Caroline Hoxby is the Scott and Donya Bommer Professor of Economics at Stanford University, the Director of the Economics of Education Program at the National Bureau of Economic Research, and a Senior Fellow of the Hoover Institution and the Stanford Institute for Economic Policy Research. Before moving to Stanford in 2007, she was the Fried Professor of Economics and a Harvard College Professor at Harvard University (1994-2007). Trained as a public finance and labor economist, Hoxby is one of the world's leading scholars in the Economics of Education. Her pioneering work in the field was transformative because she saw that applying economic thinking to education generates many important insights. Her work often draws upon models of investment, incentives, market design, finance, optimal pricing, social insurance, and behavioral economics. In addition, Hoxby is an ardent promoter of the use of scientific methods (when feasible) in education research. Under her mentorship at the NBER, work in the Economics of Education has expanded enormously and now features some of the most advanced research in economics, conducted by a young vibrant group of scholars.

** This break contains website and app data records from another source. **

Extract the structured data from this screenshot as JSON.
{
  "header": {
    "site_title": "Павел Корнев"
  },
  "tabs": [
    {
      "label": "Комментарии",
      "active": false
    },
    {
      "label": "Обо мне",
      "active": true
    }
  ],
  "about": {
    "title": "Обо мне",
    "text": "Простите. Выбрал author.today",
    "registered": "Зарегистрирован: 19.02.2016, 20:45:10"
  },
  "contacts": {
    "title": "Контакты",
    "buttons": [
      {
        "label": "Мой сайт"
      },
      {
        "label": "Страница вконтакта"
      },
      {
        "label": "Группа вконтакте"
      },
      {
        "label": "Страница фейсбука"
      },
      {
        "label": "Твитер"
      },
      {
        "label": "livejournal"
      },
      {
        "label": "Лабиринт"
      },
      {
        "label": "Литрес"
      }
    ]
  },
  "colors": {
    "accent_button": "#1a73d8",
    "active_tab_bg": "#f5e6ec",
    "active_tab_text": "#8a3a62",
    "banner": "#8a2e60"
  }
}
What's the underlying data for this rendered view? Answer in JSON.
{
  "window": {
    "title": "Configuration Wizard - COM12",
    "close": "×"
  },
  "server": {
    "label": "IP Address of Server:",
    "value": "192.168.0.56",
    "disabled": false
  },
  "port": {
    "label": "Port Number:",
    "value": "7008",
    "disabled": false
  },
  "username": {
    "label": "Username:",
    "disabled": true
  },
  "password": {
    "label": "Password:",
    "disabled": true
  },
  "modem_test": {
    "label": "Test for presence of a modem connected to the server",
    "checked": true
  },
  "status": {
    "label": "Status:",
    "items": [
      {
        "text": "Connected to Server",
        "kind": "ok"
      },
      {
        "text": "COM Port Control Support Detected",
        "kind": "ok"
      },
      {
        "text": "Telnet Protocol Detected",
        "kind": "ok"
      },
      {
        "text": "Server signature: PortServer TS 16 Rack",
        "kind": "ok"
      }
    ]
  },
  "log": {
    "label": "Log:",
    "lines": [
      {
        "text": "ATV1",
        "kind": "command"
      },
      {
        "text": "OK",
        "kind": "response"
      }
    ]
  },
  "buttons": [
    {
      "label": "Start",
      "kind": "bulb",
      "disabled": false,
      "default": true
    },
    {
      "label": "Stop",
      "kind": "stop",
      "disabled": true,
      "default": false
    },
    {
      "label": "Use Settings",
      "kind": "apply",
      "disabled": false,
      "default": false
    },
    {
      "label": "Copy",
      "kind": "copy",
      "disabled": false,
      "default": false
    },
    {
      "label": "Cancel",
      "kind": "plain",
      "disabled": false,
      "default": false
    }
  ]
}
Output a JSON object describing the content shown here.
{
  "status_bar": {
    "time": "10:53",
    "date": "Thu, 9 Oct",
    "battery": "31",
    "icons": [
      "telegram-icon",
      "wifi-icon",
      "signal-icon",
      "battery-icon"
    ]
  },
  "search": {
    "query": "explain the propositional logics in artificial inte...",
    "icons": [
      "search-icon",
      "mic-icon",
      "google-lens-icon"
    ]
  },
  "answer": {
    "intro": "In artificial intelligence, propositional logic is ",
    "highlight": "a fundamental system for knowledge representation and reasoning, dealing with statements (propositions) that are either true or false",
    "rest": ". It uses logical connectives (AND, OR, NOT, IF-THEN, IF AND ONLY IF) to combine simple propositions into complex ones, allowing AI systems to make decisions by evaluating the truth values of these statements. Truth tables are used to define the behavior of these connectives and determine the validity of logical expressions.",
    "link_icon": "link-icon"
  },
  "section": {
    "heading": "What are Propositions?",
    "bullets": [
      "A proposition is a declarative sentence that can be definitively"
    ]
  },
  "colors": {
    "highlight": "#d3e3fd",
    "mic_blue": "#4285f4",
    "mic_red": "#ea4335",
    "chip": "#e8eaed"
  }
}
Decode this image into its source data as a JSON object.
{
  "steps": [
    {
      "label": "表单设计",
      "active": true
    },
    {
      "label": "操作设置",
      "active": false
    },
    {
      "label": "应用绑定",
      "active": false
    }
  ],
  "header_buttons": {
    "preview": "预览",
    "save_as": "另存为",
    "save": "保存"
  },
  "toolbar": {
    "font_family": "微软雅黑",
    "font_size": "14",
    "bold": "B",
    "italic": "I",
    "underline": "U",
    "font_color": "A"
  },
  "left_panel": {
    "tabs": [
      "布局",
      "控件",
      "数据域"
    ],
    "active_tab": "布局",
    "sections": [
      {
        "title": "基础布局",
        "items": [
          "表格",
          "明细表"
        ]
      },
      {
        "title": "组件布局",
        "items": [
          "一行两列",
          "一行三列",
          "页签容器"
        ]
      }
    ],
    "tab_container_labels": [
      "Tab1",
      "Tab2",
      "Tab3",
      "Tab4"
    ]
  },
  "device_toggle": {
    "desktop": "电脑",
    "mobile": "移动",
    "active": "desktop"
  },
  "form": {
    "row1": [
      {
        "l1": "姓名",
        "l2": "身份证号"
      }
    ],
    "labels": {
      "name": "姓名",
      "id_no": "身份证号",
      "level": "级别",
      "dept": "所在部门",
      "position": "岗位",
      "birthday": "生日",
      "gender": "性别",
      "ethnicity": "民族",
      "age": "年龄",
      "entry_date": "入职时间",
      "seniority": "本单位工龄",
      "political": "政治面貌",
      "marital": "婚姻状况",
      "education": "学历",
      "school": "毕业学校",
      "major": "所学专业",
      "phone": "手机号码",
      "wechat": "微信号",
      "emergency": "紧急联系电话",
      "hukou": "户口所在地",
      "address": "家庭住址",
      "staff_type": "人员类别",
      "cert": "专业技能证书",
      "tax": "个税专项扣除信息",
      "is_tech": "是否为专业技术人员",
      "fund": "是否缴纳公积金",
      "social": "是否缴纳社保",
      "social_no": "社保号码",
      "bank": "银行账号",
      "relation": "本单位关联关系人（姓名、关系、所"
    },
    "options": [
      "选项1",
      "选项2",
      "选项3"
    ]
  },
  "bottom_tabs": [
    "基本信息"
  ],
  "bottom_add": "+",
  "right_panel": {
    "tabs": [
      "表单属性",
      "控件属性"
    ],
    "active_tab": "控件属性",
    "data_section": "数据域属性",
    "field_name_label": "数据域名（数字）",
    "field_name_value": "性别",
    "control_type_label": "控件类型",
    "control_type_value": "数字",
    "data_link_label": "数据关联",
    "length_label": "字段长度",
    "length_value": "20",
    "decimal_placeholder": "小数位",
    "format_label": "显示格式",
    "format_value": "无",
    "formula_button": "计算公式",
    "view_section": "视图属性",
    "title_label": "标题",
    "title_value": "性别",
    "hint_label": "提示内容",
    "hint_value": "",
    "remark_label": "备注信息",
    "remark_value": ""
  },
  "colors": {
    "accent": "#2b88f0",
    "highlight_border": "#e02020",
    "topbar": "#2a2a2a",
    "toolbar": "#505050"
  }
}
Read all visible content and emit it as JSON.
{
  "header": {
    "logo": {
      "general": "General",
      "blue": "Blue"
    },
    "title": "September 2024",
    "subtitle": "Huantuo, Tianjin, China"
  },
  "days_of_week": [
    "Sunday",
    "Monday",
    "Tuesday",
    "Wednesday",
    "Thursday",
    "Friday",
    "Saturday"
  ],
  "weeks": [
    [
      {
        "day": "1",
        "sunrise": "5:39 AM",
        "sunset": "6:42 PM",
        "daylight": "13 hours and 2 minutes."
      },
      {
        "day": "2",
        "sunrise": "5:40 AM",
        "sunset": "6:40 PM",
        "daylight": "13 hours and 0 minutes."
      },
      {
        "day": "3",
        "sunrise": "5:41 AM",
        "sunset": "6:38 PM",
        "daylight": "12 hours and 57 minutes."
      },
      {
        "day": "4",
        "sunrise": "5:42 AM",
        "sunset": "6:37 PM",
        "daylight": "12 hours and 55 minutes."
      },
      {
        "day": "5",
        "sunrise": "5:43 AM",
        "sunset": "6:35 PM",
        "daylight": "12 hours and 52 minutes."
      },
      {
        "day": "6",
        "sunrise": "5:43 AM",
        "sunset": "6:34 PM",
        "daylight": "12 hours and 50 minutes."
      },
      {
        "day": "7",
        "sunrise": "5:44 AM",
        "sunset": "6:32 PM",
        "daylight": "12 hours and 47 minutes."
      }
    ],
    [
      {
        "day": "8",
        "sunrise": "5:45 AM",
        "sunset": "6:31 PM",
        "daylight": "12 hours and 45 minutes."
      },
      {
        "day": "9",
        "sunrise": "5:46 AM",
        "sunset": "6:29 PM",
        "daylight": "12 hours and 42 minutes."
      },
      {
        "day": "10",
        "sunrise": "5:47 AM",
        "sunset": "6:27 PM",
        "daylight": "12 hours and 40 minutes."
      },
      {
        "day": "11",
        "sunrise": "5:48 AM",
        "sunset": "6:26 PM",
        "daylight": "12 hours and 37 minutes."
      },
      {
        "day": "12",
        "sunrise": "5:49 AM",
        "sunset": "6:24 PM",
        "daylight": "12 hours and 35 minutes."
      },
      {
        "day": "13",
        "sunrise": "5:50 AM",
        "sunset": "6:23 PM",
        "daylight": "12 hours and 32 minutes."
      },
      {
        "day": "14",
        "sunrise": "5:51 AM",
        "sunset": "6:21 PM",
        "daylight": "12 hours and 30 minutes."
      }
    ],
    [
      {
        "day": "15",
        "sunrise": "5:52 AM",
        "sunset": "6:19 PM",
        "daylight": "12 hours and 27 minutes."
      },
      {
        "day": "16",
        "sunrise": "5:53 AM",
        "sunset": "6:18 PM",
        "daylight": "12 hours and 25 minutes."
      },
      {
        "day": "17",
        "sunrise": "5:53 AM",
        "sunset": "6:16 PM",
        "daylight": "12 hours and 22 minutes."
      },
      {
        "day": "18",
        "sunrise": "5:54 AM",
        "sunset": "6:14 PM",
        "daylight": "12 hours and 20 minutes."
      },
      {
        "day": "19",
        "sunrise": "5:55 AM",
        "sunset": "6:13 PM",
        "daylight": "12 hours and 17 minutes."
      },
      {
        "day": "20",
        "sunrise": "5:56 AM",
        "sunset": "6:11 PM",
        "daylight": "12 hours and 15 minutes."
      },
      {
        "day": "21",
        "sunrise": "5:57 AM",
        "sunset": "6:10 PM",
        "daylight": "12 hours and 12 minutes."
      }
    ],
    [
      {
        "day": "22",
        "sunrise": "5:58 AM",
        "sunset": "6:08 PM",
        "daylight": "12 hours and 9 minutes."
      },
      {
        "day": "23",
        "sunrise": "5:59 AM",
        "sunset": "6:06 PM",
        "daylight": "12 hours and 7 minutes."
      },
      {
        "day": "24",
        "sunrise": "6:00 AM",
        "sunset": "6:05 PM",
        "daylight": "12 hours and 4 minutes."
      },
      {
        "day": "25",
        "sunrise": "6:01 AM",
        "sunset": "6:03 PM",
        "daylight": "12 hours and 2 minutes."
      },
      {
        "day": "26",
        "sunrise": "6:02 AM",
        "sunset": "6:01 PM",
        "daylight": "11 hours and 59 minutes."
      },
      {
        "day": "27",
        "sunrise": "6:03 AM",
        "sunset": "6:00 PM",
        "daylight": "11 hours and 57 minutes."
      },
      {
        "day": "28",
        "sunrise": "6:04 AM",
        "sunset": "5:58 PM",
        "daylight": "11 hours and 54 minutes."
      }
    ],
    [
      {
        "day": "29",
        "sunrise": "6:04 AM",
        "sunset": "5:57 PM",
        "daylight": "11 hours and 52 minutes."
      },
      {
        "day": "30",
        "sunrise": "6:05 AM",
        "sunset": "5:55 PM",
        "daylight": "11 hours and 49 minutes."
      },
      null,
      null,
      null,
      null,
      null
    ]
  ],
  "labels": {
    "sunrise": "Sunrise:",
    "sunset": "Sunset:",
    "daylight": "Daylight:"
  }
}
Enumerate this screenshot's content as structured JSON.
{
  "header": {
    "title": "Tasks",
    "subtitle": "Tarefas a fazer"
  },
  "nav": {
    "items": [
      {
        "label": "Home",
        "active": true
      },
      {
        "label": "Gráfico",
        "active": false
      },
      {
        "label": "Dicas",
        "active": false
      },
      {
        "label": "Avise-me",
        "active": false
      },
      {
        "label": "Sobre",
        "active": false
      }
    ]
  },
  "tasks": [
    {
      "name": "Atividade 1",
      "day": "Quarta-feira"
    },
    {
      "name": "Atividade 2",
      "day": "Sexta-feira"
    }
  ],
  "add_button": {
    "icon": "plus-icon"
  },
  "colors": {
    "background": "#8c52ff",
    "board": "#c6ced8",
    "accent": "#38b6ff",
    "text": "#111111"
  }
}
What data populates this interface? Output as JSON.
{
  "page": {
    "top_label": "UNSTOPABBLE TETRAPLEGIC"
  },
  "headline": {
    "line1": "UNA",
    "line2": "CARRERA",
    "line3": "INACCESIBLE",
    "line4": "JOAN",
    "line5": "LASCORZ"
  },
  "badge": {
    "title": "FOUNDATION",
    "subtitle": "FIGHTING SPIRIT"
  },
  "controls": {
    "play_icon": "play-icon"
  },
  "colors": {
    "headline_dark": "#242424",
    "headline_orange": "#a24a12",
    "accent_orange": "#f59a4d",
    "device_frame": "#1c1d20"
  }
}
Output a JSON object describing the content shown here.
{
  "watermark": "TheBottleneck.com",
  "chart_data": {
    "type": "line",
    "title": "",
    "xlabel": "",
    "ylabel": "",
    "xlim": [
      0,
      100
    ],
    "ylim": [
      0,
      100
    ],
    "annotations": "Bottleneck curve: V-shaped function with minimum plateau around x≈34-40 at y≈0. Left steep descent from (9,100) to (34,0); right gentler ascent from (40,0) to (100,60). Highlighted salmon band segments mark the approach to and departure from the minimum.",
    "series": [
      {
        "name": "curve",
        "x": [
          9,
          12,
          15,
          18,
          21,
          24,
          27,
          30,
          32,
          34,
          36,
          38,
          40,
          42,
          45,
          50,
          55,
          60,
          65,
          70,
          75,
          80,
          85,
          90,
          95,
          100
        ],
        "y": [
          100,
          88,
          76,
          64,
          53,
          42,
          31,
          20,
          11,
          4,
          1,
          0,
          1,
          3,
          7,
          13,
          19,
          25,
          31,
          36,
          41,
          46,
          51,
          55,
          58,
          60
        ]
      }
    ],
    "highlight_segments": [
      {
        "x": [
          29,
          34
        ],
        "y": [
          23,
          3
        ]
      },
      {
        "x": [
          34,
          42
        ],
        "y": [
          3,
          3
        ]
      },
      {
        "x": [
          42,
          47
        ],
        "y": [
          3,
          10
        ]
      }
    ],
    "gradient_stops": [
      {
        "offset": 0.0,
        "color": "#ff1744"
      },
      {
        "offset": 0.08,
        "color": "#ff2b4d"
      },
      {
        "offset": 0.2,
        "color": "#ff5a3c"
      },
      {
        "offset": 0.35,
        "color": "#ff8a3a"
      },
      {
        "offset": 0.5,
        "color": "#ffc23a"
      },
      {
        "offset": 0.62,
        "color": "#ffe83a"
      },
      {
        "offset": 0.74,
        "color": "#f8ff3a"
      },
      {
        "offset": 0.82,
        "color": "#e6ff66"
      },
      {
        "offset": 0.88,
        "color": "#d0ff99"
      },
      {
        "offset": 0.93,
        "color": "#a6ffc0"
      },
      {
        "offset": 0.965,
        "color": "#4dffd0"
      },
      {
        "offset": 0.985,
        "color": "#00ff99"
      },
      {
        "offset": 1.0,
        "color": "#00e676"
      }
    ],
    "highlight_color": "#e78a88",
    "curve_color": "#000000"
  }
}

Hoxby is a Principal Investigator of the Expanding College Opportunities project, a randomized controlled trial that had dramatic effects on low-income, high achievers' college-going. For work related to this project, she recently received The Smithsonian Institution's Ingenuity Award. Her research in this area began with a demonstration that low-income high achievers usually fail to apply to any selective college. This is despite the fact that they are extremely likely to be admitted and receive such generous financial aid that they usually pay much less to attend selective colleges than they do to attend non-selective schools. This issue is now being addressed systematically owing to the project's evidence that individualized but inexpensive informational interventions cause students to take fuller advantage of their opportunities. In some of her other best known work on higher education, she explains the rising cost of college. She analyzes how the market for higher education works and has developed since WWII. She evaluates why some universities are much more productive than others. Recently, she has analyzed universities' endowment policies and the economics of online higher education. Her current research includes studies of colleges' value-added and how federal spending and tax policies affect college-going.
Hoxby best known work on elementary and secondary education includes numerous studies of the effects of school choice and competition on student achievement, rewards for teaching, and the productivity of schools. Her study of New York City's charter schools is the largest randomized evaluation of how charter schools affect achievement. The methods she pioneered for studying the causal effect that students have on their peers have been widely followed by other researchers. Hoxby also writes on public school finance equalization, class size, teacher incentives, and teacher unionization. Her ongoing research includes studies of Teach for America and how education affects economic growth.
Hoxby's work in public finance includes a recent study that indicates that the high salience of property taxes may explain why only they, among all taxes, have been falling as a share of GDP over time.
Hoxby has been a presidential appointee to the National Board of Education Sciences and serves on advisory committees for the government, The Brookings Institution, and organizations with an interest in education policy. Her honors include The Smithsonian Institution's Ingenuity Award, The Thomas B. Fordham Prize for Distinguished Scholarship in Education, Global Leader of Tomorrow from the World Economic Forum, Carnegie Scholar, an Alfred P. Sloan Research Fellowship, a John M. Olin Fellowship, and a National Tax Association Award.
Hoxby is a renowned teacher and advisor and has received multiple honors recognizing these contributions. These include the John and Lydia Pearce Mitchell University Fellowship, Stanford Economics Teacher of the Year, and a Phi Beta Kappa prize. She is proud of her many former students who are now eminent economists and policy makers. Hoxby was one of the architects of Stanford's Education as Self-Fashioning program. This set of courses is designed to draw students into broad and deep undergraduate education through biography, history, social science, science, philosophy and literature that explicitly reflect on the value of education.
Hoxby has a Ph.D. from MIT, studied at Oxford as a Rhodes Scholar, and obtained her baccalaureate degree summa cum laude from Harvard University.
She is married to Blair Hoxby, also a Rhodes Scholar. He is a tenured professor in Stanford's Department of English.